### Input material
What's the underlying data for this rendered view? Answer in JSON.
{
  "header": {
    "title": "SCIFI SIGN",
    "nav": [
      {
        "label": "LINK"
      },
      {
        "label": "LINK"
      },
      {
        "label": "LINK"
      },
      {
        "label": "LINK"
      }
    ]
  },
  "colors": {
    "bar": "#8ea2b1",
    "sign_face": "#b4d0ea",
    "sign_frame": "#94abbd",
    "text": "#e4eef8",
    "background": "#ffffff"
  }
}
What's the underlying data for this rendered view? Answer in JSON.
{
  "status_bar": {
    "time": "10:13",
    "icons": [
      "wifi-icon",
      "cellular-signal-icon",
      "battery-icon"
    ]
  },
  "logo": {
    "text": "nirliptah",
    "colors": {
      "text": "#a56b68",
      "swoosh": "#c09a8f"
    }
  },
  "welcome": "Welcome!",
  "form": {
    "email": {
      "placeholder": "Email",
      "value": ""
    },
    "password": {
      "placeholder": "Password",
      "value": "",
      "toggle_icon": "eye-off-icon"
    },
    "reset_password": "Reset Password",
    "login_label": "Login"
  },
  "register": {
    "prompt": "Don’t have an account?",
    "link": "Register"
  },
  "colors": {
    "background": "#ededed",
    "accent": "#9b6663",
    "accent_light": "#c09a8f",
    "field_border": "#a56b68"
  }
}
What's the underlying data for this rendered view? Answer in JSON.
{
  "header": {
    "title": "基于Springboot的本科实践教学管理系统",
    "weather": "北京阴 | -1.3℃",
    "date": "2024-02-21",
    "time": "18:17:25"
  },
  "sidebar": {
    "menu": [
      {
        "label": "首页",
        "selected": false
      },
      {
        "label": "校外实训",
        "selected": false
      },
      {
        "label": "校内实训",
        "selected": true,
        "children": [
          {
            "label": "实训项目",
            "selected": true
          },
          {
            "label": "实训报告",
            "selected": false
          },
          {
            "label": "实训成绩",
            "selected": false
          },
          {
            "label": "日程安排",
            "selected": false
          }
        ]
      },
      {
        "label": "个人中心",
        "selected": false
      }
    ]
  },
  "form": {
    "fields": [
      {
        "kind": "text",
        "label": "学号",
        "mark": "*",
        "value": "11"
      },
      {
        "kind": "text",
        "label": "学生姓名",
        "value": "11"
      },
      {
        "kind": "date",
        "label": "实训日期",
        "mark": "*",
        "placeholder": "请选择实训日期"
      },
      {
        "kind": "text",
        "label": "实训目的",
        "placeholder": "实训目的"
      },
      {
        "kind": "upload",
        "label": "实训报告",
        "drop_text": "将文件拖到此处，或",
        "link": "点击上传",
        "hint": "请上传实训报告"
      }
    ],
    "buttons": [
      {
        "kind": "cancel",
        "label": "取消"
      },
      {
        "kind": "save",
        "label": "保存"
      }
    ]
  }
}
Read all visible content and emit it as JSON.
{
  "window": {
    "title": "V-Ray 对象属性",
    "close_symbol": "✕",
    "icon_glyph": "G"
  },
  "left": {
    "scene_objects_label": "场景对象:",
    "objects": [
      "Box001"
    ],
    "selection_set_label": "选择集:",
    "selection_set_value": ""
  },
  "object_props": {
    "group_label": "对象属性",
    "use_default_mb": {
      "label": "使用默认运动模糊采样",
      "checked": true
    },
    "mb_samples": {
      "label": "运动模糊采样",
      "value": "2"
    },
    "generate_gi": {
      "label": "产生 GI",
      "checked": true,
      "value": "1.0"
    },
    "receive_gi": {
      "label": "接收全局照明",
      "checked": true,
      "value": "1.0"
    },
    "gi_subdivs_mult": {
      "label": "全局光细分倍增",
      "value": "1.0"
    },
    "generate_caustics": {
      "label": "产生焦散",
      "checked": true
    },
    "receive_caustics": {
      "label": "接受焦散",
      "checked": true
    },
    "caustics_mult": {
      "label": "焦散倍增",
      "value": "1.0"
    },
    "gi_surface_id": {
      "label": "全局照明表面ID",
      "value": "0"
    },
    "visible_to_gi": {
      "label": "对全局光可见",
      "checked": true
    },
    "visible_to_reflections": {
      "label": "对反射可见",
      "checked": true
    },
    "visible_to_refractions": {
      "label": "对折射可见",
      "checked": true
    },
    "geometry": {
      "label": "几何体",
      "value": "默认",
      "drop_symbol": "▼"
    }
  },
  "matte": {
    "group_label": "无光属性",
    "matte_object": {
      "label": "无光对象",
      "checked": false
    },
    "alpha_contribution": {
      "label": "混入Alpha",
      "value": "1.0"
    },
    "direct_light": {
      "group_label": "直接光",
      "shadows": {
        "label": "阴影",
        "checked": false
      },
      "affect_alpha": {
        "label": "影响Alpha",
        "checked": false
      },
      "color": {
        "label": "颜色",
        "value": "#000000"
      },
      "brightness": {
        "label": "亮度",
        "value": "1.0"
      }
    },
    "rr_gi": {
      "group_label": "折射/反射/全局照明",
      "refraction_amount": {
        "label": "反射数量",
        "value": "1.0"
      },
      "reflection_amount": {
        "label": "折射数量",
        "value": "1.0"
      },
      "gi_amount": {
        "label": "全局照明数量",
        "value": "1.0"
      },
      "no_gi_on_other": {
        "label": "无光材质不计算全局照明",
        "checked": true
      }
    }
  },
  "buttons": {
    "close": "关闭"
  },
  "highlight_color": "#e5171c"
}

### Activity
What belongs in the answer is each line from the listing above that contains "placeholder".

### Solution for this problem
      "placeholder": "Email",
      "placeholder": "Password",
        "placeholder": "请选择实训日期"
        "placeholder": "实训目的"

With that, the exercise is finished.